- Mohammadi AA, Jazayeri S, Khosravi-Darani K, et al. The effects of probioitcs on mental health and hypothalmic-pituitary-adrenal axis: A randomized, double-blind, placebo-controlled trial in petrochemical workers. Nutr Neurosci. 2015 Apr 16.
- Purchiaroni F, Tortora A, Gabrielli M, et al. The role of intestinal microbiota and the immune system. Eur Rev Med Pharmacol Sci. 2013 Feb;17(3):323-33.
- Miguel Bixquert. Treatment of irritable bowel syndrome with probiotics: growing evidence. Indian J Med Res. 2013 Aug; 138(2): 175-177.
- Kadooka Y, Sato M, Ogawa A, et al. Effect of Lactobacillus gasseri SBT2055 in fermented milk on abdominal adiposity in adults in a randomised controlled trial. Br J Nutr. 2013 Nov 14;110(9):1696-703. doi: 10.1017/S0007114513001037.
- Kadooka Y, Sato M, Imaizumi K, et al. Regulation of abdominal adiposity by probiotics (Lactobacillus gasseri SBT2055) in adults with obese tendencies in a randomized controlled trial. Eru J Clin Nutr. 2010 Jun;64(6):636-43. doi: 10.1038/ejcn.2010.19.
- Ooi LG, Ahmad R, Yuen KH, Liong MT. Lactobacillus gasseri [corrected] CHO-220 and inulin reduced plasma total cholesterol and low-density lipoprotein cholesterol via alteration of lipid transporters. J Dairy Sci. 2010 Nov;93(11):5048-58. doi: 10.3168.jds.2010-3311.
- Chen YS, Jan RL, Lin YL, Chen HH, Wang JY. Randomized placebo-controlled trial of lactobacillus on asthmatic children with allergic rhinitis. Pediatr Pulmonol. 2010 Nov;45(11):1111-20. doi: 10.1002/ppul.21296.
- Itoh H, Uchida M, Sashihara T. Lactobacillus gasseri OLL2809 is effective especially on the menstrual pain and dysmenorrhea in endometriosis patients: randomized, double-blind, placebo-controlled study. Cytotechnology. 2011 Mar;63(2):153-61. doi: 10.1007/s10616-010-9326-5.
- Ryuzo Deguchi, Hidemasa Nakaminami, Emiko Rimbara, et al. Effect of pretreatment with Lactobacillus gasseri OLL2716 on first-line Helicobacter pylori eradication therapy. J Gastroenterol Hepatol. 2012 May; 27(5): 888-892. doi: 10.1111/j.1440-1746.2011.06985.x.

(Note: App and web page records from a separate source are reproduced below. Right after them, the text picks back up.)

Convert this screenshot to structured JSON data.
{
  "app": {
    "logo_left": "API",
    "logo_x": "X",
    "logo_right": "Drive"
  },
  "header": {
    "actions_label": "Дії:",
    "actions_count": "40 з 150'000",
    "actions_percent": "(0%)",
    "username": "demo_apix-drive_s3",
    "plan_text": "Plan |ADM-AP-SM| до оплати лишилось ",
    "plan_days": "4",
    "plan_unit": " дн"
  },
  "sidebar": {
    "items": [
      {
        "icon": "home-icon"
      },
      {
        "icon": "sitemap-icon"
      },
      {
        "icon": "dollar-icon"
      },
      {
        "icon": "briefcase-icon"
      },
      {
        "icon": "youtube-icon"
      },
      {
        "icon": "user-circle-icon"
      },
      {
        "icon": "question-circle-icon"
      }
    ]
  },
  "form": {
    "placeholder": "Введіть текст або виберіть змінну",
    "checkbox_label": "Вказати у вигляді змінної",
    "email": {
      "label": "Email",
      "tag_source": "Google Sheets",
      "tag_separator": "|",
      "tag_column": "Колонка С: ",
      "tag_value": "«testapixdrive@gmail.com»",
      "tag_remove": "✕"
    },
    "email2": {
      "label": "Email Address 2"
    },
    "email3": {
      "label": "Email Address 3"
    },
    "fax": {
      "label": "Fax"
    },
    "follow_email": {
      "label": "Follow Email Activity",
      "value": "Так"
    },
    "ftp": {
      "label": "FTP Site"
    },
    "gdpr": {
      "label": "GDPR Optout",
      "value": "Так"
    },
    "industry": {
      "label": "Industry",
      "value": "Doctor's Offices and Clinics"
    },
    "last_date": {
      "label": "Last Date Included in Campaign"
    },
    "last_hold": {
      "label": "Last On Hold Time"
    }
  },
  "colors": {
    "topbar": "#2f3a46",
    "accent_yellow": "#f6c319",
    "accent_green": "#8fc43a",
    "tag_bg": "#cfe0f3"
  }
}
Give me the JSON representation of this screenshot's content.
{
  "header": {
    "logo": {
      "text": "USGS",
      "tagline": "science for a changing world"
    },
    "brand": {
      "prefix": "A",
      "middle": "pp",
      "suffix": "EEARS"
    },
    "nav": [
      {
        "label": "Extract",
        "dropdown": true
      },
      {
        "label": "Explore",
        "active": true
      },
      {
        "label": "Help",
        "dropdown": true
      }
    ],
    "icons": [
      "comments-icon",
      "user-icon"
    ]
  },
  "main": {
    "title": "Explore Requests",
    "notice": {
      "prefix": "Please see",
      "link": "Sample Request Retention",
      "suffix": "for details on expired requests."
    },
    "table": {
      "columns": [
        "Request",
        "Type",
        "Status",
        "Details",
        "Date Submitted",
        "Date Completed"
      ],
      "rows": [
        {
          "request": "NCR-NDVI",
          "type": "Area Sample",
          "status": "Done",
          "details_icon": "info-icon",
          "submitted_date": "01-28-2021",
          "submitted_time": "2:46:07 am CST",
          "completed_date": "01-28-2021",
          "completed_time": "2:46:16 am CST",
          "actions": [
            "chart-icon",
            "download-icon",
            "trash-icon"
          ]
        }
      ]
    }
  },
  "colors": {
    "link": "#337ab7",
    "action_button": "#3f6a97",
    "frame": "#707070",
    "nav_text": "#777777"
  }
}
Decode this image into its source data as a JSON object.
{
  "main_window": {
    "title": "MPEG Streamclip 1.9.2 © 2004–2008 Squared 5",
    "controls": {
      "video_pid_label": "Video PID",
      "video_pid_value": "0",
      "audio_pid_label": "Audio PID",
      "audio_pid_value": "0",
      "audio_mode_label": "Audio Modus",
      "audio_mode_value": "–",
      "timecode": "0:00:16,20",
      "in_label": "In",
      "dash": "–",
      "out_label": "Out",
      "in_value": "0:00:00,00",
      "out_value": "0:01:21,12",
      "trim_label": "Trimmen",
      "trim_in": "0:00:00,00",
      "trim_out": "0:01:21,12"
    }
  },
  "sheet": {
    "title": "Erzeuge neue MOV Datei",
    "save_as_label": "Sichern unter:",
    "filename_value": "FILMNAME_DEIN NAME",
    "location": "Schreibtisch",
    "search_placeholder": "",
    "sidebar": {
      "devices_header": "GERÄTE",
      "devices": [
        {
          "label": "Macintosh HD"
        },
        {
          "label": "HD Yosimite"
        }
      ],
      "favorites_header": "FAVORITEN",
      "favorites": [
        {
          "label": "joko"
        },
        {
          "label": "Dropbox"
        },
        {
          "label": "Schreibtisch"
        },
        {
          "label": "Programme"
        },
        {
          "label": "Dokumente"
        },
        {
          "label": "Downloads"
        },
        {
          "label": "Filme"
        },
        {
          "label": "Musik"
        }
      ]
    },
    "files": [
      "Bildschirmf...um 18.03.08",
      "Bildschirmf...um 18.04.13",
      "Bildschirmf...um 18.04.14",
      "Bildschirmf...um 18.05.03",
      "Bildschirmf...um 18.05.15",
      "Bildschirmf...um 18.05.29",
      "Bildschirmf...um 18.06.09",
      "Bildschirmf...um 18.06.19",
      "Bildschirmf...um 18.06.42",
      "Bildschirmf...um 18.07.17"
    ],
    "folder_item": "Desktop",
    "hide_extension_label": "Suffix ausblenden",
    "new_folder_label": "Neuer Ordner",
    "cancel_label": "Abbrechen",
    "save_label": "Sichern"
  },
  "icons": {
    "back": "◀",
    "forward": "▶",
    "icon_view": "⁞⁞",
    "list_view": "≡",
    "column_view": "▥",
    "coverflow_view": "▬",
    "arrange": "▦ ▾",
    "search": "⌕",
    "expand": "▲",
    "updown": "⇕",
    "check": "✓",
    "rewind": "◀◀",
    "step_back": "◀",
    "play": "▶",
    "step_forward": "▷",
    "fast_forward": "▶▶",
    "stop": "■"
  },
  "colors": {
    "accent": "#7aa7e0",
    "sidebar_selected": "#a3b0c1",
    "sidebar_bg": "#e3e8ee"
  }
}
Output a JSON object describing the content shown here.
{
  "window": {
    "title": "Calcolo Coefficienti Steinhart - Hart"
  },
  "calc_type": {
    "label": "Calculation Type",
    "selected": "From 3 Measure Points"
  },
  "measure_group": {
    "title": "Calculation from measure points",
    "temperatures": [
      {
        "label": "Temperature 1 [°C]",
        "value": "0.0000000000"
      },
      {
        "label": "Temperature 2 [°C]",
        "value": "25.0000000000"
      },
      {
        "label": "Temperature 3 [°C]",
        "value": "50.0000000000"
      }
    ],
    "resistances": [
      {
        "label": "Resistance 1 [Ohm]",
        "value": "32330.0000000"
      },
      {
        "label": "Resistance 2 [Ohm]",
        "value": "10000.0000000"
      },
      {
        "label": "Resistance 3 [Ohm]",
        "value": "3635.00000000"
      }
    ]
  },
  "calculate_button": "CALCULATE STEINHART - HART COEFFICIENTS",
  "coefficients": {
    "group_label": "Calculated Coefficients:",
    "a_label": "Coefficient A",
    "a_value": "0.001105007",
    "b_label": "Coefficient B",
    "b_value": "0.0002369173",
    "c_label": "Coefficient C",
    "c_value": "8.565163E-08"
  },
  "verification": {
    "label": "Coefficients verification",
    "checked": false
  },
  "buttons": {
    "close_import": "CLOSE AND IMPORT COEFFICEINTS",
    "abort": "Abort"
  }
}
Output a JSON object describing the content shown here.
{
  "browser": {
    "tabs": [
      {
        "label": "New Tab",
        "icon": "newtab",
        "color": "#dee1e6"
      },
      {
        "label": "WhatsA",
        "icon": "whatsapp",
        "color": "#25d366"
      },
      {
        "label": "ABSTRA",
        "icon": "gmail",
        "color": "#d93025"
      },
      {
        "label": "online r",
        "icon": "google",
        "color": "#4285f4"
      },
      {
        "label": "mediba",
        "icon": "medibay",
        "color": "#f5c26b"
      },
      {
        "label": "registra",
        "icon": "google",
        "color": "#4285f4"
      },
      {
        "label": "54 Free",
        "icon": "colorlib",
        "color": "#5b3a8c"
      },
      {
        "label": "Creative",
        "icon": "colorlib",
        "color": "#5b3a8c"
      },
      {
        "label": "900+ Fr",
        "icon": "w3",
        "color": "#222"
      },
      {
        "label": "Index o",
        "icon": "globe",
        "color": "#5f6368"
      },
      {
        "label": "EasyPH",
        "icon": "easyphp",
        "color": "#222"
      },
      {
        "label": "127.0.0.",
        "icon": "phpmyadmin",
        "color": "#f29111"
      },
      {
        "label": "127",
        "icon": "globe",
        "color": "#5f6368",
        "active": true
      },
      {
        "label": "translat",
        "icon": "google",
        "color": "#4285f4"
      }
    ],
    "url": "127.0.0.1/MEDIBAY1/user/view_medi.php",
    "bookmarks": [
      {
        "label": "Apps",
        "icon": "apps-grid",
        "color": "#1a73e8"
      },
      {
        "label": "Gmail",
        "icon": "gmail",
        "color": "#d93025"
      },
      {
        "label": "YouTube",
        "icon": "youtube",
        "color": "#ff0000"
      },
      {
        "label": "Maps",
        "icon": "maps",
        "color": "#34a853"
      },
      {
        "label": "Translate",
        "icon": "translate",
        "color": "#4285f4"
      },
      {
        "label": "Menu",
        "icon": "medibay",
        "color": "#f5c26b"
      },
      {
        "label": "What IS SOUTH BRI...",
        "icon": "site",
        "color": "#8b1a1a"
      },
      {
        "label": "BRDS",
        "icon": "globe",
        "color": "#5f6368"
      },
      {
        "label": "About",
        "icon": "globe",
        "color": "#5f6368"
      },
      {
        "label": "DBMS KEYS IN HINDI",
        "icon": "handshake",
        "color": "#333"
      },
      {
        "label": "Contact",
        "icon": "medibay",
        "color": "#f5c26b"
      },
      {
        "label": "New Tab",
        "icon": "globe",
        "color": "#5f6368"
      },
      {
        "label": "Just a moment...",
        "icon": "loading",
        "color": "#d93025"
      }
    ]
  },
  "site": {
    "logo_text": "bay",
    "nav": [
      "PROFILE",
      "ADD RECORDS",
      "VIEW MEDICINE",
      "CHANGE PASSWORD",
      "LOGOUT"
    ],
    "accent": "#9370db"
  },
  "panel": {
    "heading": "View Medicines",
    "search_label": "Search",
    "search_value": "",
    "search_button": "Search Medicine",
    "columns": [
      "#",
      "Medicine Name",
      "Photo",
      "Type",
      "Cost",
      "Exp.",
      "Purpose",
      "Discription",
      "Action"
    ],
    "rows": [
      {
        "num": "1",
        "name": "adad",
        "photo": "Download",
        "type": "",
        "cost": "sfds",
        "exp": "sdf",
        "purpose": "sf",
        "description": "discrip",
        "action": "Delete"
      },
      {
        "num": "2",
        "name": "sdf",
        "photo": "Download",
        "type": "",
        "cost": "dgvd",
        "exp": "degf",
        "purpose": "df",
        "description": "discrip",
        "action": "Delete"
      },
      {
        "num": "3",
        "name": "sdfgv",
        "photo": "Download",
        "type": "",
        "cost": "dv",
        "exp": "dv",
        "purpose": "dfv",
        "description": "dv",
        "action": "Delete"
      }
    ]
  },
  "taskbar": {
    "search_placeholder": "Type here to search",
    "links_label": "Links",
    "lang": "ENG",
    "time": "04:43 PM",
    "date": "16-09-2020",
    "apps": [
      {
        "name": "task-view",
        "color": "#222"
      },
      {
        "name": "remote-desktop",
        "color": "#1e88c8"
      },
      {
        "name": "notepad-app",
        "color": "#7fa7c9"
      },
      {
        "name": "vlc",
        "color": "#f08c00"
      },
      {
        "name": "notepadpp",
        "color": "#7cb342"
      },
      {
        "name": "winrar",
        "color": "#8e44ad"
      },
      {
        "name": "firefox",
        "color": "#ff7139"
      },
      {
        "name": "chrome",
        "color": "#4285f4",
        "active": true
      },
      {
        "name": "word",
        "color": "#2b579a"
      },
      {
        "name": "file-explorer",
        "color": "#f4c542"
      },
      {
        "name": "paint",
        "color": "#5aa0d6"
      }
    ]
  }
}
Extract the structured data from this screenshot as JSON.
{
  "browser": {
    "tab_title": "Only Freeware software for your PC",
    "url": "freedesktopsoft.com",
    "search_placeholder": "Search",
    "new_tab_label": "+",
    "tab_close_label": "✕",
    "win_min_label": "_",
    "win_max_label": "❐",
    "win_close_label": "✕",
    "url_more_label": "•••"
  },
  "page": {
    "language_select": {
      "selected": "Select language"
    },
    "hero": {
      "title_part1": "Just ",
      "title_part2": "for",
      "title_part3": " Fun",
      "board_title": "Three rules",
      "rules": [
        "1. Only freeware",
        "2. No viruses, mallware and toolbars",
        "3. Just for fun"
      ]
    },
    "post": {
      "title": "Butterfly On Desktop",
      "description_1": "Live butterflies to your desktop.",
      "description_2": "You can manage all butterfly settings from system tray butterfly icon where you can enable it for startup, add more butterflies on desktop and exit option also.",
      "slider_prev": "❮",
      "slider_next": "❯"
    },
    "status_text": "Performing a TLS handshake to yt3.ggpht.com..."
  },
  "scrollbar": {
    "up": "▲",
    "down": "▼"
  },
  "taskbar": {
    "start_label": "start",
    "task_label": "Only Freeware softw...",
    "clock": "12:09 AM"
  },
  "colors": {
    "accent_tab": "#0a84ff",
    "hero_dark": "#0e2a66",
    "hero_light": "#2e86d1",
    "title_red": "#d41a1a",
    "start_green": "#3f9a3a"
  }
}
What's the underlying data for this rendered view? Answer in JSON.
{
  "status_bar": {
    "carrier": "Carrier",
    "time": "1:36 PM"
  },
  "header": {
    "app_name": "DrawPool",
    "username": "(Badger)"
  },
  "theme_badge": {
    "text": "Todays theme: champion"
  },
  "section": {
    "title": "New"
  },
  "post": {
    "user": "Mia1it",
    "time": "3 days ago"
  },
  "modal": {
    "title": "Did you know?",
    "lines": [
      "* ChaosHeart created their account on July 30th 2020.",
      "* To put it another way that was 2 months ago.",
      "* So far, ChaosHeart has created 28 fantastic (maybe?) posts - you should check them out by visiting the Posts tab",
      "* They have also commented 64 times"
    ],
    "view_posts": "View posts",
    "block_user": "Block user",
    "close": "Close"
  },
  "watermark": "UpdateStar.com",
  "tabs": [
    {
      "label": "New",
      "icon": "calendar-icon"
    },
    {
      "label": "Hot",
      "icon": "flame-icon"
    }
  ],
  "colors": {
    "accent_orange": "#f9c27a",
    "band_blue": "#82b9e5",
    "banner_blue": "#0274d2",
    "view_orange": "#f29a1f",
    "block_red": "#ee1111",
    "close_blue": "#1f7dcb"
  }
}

†Results may vary. Information and statements made are for education purposes and are not intended to replace the advice of your doctor. If you have a severe medical condition or health concern, see your physician.